Geospatiality of climate change perceptions on coastal regions: A systematic bibliometric analysis

Elsevier, Geography and Sustainability, Volume 1, September 2020
Becerra M.J., Pimentel M.A., De Souza E.B., Tovar G.I.

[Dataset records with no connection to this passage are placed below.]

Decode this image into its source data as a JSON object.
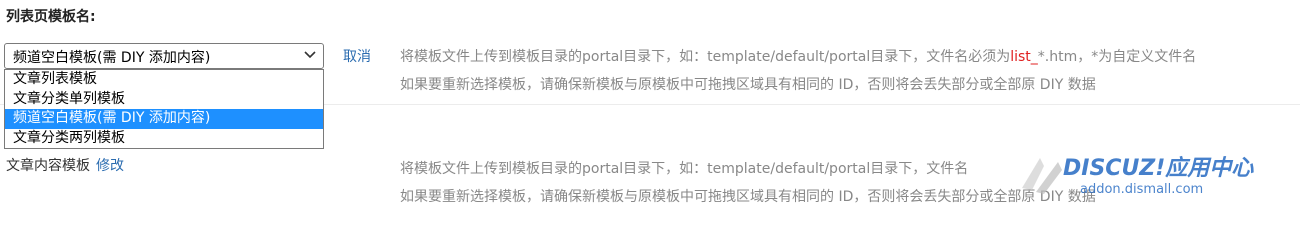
{
  "section": {
    "title": "列表页模板名:"
  },
  "template_select": {
    "selected": "频道空白模板(需 DIY 添加内容)",
    "options": [
      "文章列表模板",
      "文章分类单列模板",
      "频道空白模板(需 DIY 添加内容)",
      "文章分类两列模板"
    ],
    "selected_index": 2,
    "cancel_label": "取消"
  },
  "hint_top": {
    "line1_before": "将模板文件上传到模板目录的portal目录下，如：template/default/portal目录下，文件名必须为",
    "line1_highlight": "list_",
    "line1_after": "*.htm，*为自定义文件名",
    "line2": "如果要重新选择模板，请确保新模板与原模板中可拖拽区域具有相同的 ID，否则将会丢失部分或全部原 DIY 数据"
  },
  "content_template": {
    "label": "文章内容模板",
    "edit_label": "修改"
  },
  "hint_bottom": {
    "line1": "将模板文件上传到模板目录的portal目录下，如：template/default/portal目录下，文件名",
    "line2": "如果要重新选择模板，请确保新模板与原模板中可拖拽区域具有相同的 ID，否则将会丢失部分或全部原 DIY 数据"
  },
  "watermark": {
    "brand": "DISCUZ!应用中心",
    "url": "addon.dismall.com"
  },
  "colors": {
    "accent": "#2b6cb0",
    "highlight": "#e02020",
    "selection": "#1e90ff"
  }
}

Climate change requires joint actions between government and local actors. Understanding the perception of people and communities is critical for designing climate change adaptation strategies. Those most affected by climate change are populations in coastal regions that face extreme weather events and sea-level increases. In this article, geospatial perception of climate change is identified, and the research parameters are quantified. In addition to investigating the correlations of hotspots on the topic of climate change perception with a focus on coastal communities, Natural Language Processing (NLP) was used to examine the research interactions. A total of 27,138 articles sources from Google Scholar and Scopus were analyzed. A systematic method was used for data processing combining bibliometric analysis and machine learning. Publication trends were analyzed in English, Spanish and Portuguese. Publications in English (87%) were selected for network and data mining analysis. Most of the research was conducted in the USA, followed by India and China. The main research methods were identified through correlation networks. In many cases, social studies of perception are related to climatic methods and vegetation analysis supported by GIS. The analysis of keywords identified ten research topics: adaptation, risk, community, local, impact, livelihood, farmer, household, strategy, and variability. “Adaptation” is in the core of the correlation network of all keywords. The interdisciplinary analysis between social and environmental factors, suggest improvements are needed for research in this field. A single method cannot address understanding of a phenomenon as complicated as the socio-environmental. This study provides valuable information for future research by clarifying the current context of perception work carried out in the coastal regions; and identifying the tools best suited for carrying out this type of research.